Entries supplied:
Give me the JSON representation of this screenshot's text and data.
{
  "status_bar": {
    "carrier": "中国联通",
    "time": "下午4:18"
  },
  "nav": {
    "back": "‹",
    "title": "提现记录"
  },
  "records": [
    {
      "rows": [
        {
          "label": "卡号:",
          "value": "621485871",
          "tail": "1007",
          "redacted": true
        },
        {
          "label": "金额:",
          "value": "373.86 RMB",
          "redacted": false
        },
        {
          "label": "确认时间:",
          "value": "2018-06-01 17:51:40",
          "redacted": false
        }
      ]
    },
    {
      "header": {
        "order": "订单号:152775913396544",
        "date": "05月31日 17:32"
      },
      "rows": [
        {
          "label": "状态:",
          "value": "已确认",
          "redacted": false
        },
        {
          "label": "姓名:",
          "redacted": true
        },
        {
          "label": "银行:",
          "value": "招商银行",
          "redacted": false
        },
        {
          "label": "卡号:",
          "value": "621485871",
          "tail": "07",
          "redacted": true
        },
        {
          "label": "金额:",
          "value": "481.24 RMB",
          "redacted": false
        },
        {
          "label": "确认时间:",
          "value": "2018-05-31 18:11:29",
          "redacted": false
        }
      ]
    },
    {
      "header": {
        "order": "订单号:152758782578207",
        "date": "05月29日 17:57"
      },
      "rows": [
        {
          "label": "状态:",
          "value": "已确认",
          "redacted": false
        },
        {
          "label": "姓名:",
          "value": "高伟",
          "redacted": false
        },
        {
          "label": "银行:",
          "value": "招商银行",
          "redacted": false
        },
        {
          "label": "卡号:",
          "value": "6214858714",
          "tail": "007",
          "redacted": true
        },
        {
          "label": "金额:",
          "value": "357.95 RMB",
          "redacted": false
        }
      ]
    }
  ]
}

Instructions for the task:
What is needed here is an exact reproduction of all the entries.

Response for this exercise:
Give me the JSON representation of this screenshot's text and data.
{
  "status_bar": {
    "carrier": "中国联通",
    "time": "下午4:18"
  },
  "nav": {
    "back": "‹",
    "title": "提现记录"
  },
  "records": [
    {
      "rows": [
        {
          "label": "卡号:",
          "value": "621485871",
          "tail": "1007",
          "redacted": true
        },
        {
          "label": "金额:",
          "value": "373.86 RMB",
          "redacted": false
        },
        {
          "label": "确认时间:",
          "value": "2018-06-01 17:51:40",
          "redacted": false
        }
      ]
    },
    {
      "header": {
        "order": "订单号:152775913396544",
        "date": "05月31日 17:32"
      },
      "rows": [
        {
          "label": "状态:",
          "value": "已确认",
          "redacted": false
        },
        {
          "label": "姓名:",
          "redacted": true
        },
        {
          "label": "银行:",
          "value": "招商银行",
          "redacted": false
        },
        {
          "label": "卡号:",
          "value": "621485871",
          "tail": "07",
          "redacted": true
        },
        {
          "label": "金额:",
          "value": "481.24 RMB",
          "redacted": false
        },
        {
          "label": "确认时间:",
          "value": "2018-05-31 18:11:29",
          "redacted": false
        }
      ]
    },
    {
      "header": {
        "order": "订单号:152758782578207",
        "date": "05月29日 17:57"
      },
      "rows": [
        {
          "label": "状态:",
          "value": "已确认",
          "redacted": false
        },
        {
          "label": "姓名:",
          "value": "高伟",
          "redacted": false
        },
        {
          "label": "银行:",
          "value": "招商银行",
          "redacted": false
        },
        {
          "label": "卡号:",
          "value": "6214858714",
          "tail": "007",
          "redacted": true
        },
        {
          "label": "金额:",
          "value": "357.95 RMB",
          "redacted": false
        }
      ]
    }
  ]
}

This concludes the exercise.